BWW Reviews: METAMORPHOSIS is Thrilling, Thought Provoking, and Thoroughly Entertaining
As I entered the auditorium of the Royal Alexandra Theatre this afternoon, I was relieved to be inside from the cold, and sat myself down to enjoy what I assumed would be ninety minutes of comfort in my plush seat. My comfort was short lived, however, as soon I found myself enthralled in the play Metamorphosis, adapted by David Farr and Gisli Orn Gardarsson from the short story by Franz Kafka.
Billed as a comic story, Metamorphosis tells the story of Gregor Samsa (portrayed by actor Bjorn Thors), a Czech travelling salesman who awakens one morning to find he has been turned into a giant insect. His family goes through the predicable states of being after experiencing such a trauma: shock, grief, fear, and eventually anger.
Gregor's sister Greta, portrayed by the serviceable Unnur Osp Stefansdottir, eventually takes over his care. As the burden of earning an income becomes all-consuming for her, she allows Gregor to go unfed. As a result of going for days with no food, Gregor falls ill - and his care becomes too much to handle for the family.
The siblings' mother, Lucy (Edda Arnljotsdottir), decides to go see her son up in his enclosed room after not visiting for an extended period. The visit becomes too much for her and she suffers an asthma attack.
In an final attempt to earn some extra money - the family decides to rent a room to a boarder. The boarder turns out to be a fellow salesperson from the shop where Greta is employed. Immediately after the financial transaction for the room is completed, Gregor makes an appearance, scaring off the boarder.
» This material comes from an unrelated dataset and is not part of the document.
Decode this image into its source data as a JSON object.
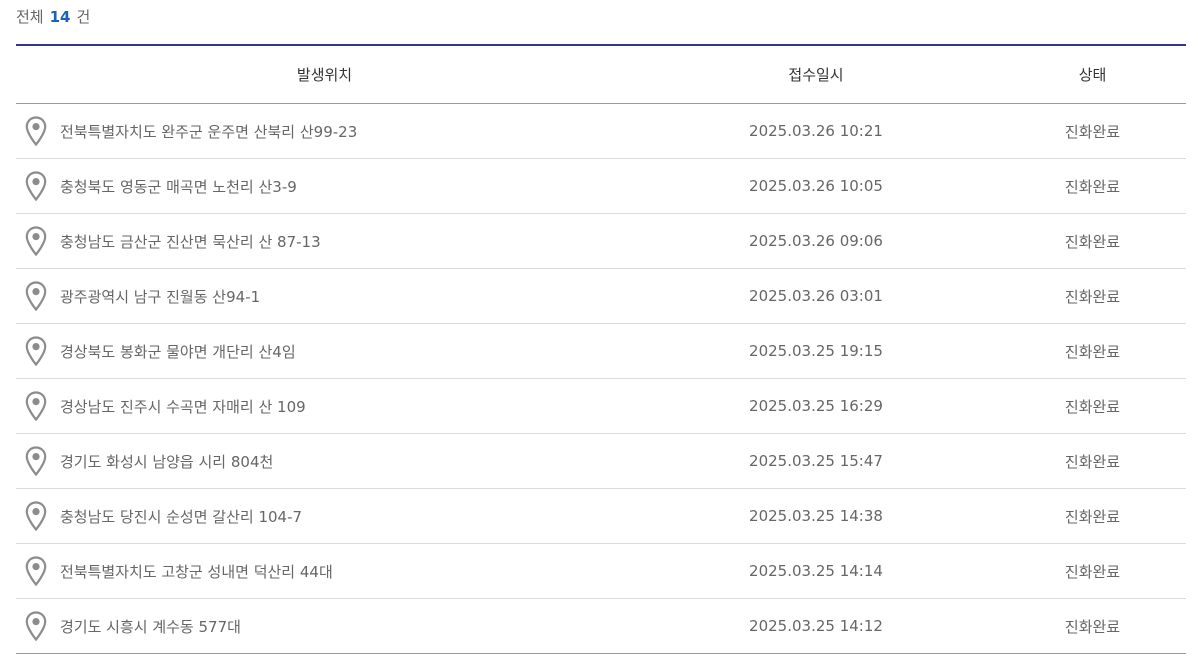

The family decides they can no longer care for Gregor and that he must be exterminated. Not wanting to be a burden any longer, Gregor returns to his room to commit suicide. The story ends showing the family focusing on Greta's happiness.
The author of the original short story, Franz Kafka, explores the theme of alienation in many of his works. Kafka, who was born to Jewish parents in Prague in 1883, experienced isolation throughout his life, as he and his family often faced anti-Semitism. He also struggled with his national identity, facing inner turmoil because the Czech people were opposed to using German, which he considered his mother tongue.
The parallels between the author's life and this piece are fascinating, and it's evident that Kafka's life experiences shine through the slightly comic representation. Kafka may not have known at the time, but his story would become a prophecy for his own life, as he passed away at the young age of 40 from tuberculosis. In his final days, like Gregor, he too was unable to communicate with his loved ones due to swelling in his throat. Those expecting to see a comedy should be warned that this is not a show for a "light afternoon" at the theatre, as this show leaves you feeling anything but hopeful.
While both Stefansdottir (Greta) and Arnljotsdottir (Lucy) are merely passable in their roles, the standout performances of the evening are from Thors as well as Tom Mannion as the father, Herman.
Mannion is extremely impressive in a role impossible to redeem. While I was both shocked and disgusted by the way Gregor was being treated by his father, I still managed to feel sympathy for Mannion's Herman.
Those unable to go see the Olympics live in Sochi can make their way down to the Royal Alex to see some of the most impressive gymnastics I have ever seen exhibited by Thors as Gregor. In this production, no costuming is used to evoke the portrayal of the insect - and Thors uses only his movement to create a creature I found disturbing, despite their being no visual imagery to frighten me.
The set is brilliantly designed, using creative angles and lighting to create impressive visuals. This unusual production is thrilling, thought provoking, and thoroughly entertaining - and should be on any theatre goers list of things to see in the city this winter.
Photo: Björn Thors as Gregor. By Simon Kane.
When and Where?
Now playing at the Royal Alexandra Theatre through March.
Tickets available at Mirvish.com.